Stamp duty break for first-time buyers 'helps 69,000'

Stamp duty break for first-time buyers 'helps 69,000' (iStock)

The stamp duty exemption announced for first-time buyers in the November Budget has already benefited 69,000 people, according to new official figures. 

Chancellor Philip Hammond's announcement meant that any home worth up to £300,000 could be purchased stamp duty-free by first-time buyers, while the first £300,000 would be free on any home above that price, up to a maximum of £500,000. The government estimated at the time that 80 per cent of first-time buyers would end up paying no stamp duty at all. 

Official figures that have just been released show that up to the end of March, 69,000 first-time buyers have made the most of this exemption. It is now estimated that over the next five years a million more buyers will have benefitted from this scheme. 
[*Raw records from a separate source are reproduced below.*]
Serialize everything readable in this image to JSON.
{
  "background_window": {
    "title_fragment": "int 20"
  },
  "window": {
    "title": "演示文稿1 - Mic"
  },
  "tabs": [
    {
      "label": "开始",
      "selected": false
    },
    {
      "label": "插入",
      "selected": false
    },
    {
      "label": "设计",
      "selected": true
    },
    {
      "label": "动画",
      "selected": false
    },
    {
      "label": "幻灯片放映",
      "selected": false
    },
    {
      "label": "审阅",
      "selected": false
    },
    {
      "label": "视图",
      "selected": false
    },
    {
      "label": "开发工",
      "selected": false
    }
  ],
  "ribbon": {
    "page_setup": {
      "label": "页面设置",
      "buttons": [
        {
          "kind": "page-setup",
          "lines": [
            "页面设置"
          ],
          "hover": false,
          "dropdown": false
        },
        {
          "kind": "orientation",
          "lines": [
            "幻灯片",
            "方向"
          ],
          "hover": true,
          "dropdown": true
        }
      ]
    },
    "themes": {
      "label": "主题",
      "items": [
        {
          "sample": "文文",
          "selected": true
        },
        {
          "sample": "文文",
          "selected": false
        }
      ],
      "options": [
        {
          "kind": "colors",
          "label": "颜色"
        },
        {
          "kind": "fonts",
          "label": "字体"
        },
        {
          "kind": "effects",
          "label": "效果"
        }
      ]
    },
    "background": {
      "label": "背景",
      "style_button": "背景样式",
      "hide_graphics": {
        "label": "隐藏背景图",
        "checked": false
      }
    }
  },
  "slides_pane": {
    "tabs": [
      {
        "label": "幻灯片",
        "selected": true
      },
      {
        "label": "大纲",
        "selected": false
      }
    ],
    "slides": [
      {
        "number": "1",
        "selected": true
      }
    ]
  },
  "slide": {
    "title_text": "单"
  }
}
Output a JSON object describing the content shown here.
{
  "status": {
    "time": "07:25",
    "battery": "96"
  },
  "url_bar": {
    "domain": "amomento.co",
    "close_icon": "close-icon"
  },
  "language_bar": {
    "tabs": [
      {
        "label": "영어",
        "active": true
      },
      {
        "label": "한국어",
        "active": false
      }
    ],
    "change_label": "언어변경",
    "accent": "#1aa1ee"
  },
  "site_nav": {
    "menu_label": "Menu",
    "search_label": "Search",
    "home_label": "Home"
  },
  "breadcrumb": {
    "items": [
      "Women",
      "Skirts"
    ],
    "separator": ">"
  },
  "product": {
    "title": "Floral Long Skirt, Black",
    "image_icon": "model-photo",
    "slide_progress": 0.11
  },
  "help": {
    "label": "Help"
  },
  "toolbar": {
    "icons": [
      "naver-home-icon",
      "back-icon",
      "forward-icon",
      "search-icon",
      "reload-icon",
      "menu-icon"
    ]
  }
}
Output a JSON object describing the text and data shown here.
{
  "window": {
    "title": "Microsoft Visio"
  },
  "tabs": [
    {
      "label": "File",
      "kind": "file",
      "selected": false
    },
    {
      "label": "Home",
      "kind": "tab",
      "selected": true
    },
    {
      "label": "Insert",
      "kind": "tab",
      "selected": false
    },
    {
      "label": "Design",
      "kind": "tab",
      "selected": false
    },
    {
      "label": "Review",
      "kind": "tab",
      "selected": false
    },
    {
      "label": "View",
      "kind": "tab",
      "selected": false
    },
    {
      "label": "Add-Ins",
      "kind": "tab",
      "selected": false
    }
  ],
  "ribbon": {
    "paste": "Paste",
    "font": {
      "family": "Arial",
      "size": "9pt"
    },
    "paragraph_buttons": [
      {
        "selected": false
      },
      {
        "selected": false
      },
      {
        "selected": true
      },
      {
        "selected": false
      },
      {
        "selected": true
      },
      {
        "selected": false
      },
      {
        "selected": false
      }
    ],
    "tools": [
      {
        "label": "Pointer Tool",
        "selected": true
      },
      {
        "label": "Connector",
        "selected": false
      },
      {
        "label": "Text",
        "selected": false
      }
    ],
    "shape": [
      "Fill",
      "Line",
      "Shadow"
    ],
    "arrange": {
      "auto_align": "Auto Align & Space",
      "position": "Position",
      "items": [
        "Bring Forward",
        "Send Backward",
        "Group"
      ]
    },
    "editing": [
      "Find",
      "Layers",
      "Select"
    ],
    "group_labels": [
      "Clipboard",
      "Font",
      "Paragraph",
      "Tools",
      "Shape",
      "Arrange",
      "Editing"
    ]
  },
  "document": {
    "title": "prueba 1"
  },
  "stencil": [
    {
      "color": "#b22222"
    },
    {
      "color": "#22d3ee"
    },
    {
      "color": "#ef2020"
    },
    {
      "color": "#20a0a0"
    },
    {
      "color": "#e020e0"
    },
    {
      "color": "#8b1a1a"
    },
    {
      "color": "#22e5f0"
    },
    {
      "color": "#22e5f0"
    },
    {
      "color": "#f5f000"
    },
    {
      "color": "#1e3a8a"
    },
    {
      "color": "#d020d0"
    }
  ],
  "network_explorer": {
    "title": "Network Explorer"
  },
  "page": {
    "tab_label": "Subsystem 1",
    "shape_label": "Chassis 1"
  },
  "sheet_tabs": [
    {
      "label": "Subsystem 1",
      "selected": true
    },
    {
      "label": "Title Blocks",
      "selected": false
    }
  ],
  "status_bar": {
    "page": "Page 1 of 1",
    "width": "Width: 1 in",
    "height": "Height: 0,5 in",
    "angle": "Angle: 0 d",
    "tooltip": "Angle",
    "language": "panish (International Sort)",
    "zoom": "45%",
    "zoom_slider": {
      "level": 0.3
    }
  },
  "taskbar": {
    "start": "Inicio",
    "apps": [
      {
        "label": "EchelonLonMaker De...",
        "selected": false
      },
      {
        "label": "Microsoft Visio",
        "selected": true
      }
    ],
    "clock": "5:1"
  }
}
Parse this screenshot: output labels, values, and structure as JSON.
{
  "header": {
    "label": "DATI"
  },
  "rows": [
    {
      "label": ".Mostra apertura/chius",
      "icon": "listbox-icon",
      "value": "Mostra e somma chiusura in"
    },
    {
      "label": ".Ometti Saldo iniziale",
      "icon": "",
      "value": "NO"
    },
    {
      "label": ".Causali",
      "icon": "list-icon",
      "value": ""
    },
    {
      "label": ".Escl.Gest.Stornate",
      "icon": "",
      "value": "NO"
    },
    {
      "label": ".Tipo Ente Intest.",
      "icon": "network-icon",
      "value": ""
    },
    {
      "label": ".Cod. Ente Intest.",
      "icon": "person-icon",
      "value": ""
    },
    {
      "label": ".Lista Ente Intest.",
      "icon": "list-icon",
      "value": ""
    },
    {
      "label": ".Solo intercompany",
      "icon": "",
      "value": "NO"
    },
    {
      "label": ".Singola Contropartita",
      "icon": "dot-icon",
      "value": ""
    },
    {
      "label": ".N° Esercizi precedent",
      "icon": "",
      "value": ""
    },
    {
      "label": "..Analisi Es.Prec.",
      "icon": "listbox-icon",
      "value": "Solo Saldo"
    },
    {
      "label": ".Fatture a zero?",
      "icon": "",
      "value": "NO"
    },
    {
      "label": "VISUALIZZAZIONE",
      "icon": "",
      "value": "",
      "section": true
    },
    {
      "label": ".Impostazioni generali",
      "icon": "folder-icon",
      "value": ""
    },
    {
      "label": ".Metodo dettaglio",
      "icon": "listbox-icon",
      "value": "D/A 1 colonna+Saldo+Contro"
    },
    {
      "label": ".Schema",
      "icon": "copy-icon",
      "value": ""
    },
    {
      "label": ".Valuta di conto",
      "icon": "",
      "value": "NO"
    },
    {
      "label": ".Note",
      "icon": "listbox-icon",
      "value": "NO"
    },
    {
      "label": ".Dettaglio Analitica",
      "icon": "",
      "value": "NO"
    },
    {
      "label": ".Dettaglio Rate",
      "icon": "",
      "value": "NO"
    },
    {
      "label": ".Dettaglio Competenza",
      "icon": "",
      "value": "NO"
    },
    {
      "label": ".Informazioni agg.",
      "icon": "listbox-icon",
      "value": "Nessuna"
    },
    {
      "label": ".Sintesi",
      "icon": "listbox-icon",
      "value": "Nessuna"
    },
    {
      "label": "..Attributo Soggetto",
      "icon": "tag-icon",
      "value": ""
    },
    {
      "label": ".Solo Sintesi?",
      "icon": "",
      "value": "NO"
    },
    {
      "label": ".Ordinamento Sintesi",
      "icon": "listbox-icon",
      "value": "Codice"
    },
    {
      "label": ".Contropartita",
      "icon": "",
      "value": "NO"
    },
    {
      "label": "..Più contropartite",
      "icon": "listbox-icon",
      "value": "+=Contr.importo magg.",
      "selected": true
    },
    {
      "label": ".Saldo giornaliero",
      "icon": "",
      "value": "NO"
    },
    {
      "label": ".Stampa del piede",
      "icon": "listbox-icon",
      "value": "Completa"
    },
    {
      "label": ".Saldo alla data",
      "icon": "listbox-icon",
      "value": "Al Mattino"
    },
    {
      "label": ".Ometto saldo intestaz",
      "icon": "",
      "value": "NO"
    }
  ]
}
The measure is just one of several the government has introduced in a bid to help first-time buyers get out of renting and into home ownership. Others include Help to Buy and Lifetime Isas, the later aimed at helping raise funds for deposits.
Official figures have shown 387,000 people have benefited from Help to Buy and 1.1.million Lifetime ISAs have been opened. 

Financial secretary to the Treasury Mel Stride said: "I’m proud that the cut to stamp duty for first-time buyers is helping to realise the dream of home ownership for a new generation, alongside building more homes in the right areas, and generous schemes such as the Lifetime ISA and Help to Buy."

Commenting on the data, Aldermore Bank's commercial director Charles McDowell said the news was "encouraging" and backed up the bank's own research that predicted 30 per cent of first-time buyers would speed up their initiate purchases if stamp duty was axed. 

However, he cautioned, the lack of affordable housing remains a key issue to be resolved, concluding that the projection of a million beneficiaries over five years "won’t become a reality for those taking their first step on the property ladder if they are priced out of the market".